The majority of people, when asked, would be able to tell you roughly what IBS is. To most, IBS is simply irritable bowel syndrome, a disturbance in the large intestine and colon that causes the sufferer discomfort and pain. The reality, though, is a much more complex affair.
IBS is actually the name that doctors, and the medical profession at large, use to describe a number of disconnected and unexplained symptoms relating to the colon and large intestine, including severe abdominal pain and spasms, bloating, diarrhoea, constipation and various pains associated with a bowel movement. Usually a series of tests are carried out to establish IBS as the cause of any issues. These tests also work to rule out any other serious conditions, and often include X-rays, blood tests, endoscopies and other diagnostic checks.
IBS is most frequently associated with young women during times of stress or change, but due to the nature of the bowel and its workings, as much as 15% of the population could fit the diagnostic criteria for IBS at any time. There is no cure for IBS, largely due to the amount of varied circumstances and conditions that can lie at its root, but it is manageable if you pay close attention to what aggravates the condition in your body and learn how to minimise the impact of flare-ups.
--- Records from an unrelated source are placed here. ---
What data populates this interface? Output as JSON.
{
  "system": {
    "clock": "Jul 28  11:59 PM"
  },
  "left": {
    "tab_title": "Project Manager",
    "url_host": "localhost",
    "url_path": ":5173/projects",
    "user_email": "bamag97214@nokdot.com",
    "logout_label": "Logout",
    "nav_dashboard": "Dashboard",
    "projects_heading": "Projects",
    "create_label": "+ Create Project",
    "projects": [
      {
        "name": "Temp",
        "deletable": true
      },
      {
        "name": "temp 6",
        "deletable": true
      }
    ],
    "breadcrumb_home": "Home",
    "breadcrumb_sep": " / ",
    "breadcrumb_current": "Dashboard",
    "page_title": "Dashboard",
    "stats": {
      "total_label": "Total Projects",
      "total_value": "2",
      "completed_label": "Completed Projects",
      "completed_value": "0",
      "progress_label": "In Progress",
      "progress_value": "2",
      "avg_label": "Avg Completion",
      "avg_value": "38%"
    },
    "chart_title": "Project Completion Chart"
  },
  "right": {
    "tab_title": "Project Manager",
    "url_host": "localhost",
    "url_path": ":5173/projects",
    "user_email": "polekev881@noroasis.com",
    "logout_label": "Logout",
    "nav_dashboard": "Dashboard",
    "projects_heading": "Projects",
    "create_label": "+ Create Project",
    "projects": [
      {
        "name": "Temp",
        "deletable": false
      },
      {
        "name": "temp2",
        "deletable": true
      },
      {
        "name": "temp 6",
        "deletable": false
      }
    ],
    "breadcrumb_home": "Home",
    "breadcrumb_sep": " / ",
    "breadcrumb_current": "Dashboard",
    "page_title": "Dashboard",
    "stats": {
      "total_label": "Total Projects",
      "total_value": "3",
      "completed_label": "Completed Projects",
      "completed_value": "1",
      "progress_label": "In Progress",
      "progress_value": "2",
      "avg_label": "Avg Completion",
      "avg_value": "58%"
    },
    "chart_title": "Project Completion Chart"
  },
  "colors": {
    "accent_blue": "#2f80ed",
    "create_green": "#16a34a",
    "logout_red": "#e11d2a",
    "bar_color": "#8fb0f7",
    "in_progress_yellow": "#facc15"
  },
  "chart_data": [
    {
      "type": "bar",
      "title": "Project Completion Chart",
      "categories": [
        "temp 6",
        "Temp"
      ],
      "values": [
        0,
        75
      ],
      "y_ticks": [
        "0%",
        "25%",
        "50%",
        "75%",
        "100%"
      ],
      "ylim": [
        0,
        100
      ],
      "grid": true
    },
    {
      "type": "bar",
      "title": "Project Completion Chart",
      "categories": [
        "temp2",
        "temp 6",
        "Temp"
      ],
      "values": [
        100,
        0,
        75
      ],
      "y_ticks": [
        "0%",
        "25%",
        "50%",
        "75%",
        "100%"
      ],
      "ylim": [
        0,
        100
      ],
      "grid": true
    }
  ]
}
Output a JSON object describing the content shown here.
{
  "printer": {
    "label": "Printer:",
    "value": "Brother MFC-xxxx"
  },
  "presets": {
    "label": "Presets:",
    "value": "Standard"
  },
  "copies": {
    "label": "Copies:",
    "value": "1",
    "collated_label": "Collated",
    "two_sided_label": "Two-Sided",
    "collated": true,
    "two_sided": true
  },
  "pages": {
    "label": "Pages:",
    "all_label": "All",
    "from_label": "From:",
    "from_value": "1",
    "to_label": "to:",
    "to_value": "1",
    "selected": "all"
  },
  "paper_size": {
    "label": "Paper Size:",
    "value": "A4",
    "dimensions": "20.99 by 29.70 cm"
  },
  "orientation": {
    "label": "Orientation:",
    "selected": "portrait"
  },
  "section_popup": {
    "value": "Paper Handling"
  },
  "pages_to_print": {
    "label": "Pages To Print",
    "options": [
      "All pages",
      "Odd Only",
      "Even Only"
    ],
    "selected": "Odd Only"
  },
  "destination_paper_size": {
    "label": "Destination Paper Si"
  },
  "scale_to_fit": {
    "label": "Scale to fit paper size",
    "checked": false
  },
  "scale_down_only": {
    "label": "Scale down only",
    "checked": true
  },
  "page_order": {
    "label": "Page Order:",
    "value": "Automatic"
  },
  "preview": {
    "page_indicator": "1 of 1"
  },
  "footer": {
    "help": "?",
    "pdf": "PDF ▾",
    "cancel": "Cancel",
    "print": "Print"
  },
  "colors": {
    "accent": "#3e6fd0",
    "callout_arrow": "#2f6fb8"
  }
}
The most basic way to help combat attacks of IBS is to watch what you eat. Certain foods can react badly with the condition but that does not mean they should be ruled out all together. IBS is not caused by an intolerance, unlike other conditions such as celiac disease where gluten cannot be ingested, and so you should not unbalance your diet to accommodate it in the longer term. It may be necessary to include forms of soluble fibre from the likes of bananas and beans when you're suffering, but that doesn't mean you can't enjoy all your other favourite foods at other times.
As well as tracking and managing your food, it's also important to keep an eye on your mood. IBS is essentially a sensitive gut, and that gut can be as sensitive to emotional factors as anything else. In this respect, IBS can be seen as similar to anxiety and depression in that it has emotional triggers and thought patterns that aggravate the condition. Knowing how to stay calm and level headed in adverse situations can be a huge step toward living with IBS more effectively.
The most important way to deal with IBS, however, is to seek support in any form. Probiotics and relaxation treatments may work differently for each individual, regulating the bowel better and lessening the effects of emotional triggers, but the best way to live with IBS is often to talk about it. The workings of your bowel may seem like a subject that can't be approached, but the more people around you understand its effects and the day-to-day realities of your condition the easier it will be to live with.
There are support groups available, both online and in person, for when you need to talk about IBS with other sufferers, but you should never underestimate how helpful support from family and friends can be. Along with the right management of your diet and some emotional intelligence they can help IBS become as small a part of your life as possible.
If you are suffering from pain or discomfort of the abdomen, acid reflux, irregular bowel movements or are concerned about food intolerances, why not get in touch for advice and guidance on 0208 123 0703?